- TASK PROMPT -
The data below has to be returned exactly, down to the last character.

- INFORMATION SUPPLIED -
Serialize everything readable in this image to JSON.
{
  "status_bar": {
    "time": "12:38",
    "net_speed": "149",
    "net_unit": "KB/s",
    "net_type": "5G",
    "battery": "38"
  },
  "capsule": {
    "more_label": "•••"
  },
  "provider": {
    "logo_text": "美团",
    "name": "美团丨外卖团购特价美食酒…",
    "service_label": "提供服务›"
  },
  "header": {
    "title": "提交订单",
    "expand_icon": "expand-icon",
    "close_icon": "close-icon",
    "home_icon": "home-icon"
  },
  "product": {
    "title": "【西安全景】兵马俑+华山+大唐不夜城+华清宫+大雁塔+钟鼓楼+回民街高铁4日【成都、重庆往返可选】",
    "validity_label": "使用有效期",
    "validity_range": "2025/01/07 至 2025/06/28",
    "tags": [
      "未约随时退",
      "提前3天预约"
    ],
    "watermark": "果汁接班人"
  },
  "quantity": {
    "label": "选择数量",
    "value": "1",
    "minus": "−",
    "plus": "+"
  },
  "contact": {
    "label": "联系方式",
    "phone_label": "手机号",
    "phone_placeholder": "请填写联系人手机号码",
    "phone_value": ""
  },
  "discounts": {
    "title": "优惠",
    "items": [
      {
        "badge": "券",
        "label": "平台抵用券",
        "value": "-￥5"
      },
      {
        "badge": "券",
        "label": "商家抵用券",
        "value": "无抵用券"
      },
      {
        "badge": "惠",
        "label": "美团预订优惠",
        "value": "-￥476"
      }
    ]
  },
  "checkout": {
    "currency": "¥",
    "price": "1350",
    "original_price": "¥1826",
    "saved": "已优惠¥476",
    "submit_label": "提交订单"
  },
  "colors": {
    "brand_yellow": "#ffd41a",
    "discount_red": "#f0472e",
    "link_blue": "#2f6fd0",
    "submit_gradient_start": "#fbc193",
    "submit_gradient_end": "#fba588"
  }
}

- TASK OUTPUT -
Serialize everything readable in this image to JSON.
{
  "status_bar": {
    "time": "12:38",
    "net_speed": "149",
    "net_unit": "KB/s",
    "net_type": "5G",
    "battery": "38"
  },
  "capsule": {
    "more_label": "•••"
  },
  "provider": {
    "logo_text": "美团",
    "name": "美团丨外卖团购特价美食酒…",
    "service_label": "提供服务›"
  },
  "header": {
    "title": "提交订单",
    "expand_icon": "expand-icon",
    "close_icon": "close-icon",
    "home_icon": "home-icon"
  },
  "product": {
    "title": "【西安全景】兵马俑+华山+大唐不夜城+华清宫+大雁塔+钟鼓楼+回民街高铁4日【成都、重庆往返可选】",
    "validity_label": "使用有效期",
    "validity_range": "2025/01/07 至 2025/06/28",
    "tags": [
      "未约随时退",
      "提前3天预约"
    ],
    "watermark": "果汁接班人"
  },
  "quantity": {
    "label": "选择数量",
    "value": "1",
    "minus": "−",
    "plus": "+"
  },
  "contact": {
    "label": "联系方式",
    "phone_label": "手机号",
    "phone_placeholder": "请填写联系人手机号码",
    "phone_value": ""
  },
  "discounts": {
    "title": "优惠",
    "items": [
      {
        "badge": "券",
        "label": "平台抵用券",
        "value": "-￥5"
      },
      {
        "badge": "券",
        "label": "商家抵用券",
        "value": "无抵用券"
      },
      {
        "badge": "惠",
        "label": "美团预订优惠",
        "value": "-￥476"
      }
    ]
  },
  "checkout": {
    "currency": "¥",
    "price": "1350",
    "original_price": "¥1826",
    "saved": "已优惠¥476",
    "submit_label": "提交订单"
  },
  "colors": {
    "brand_yellow": "#ffd41a",
    "discount_red": "#f0472e",
    "link_blue": "#2f6fd0",
    "submit_gradient_start": "#fbc193",
    "submit_gradient_end": "#fba588"
  }
}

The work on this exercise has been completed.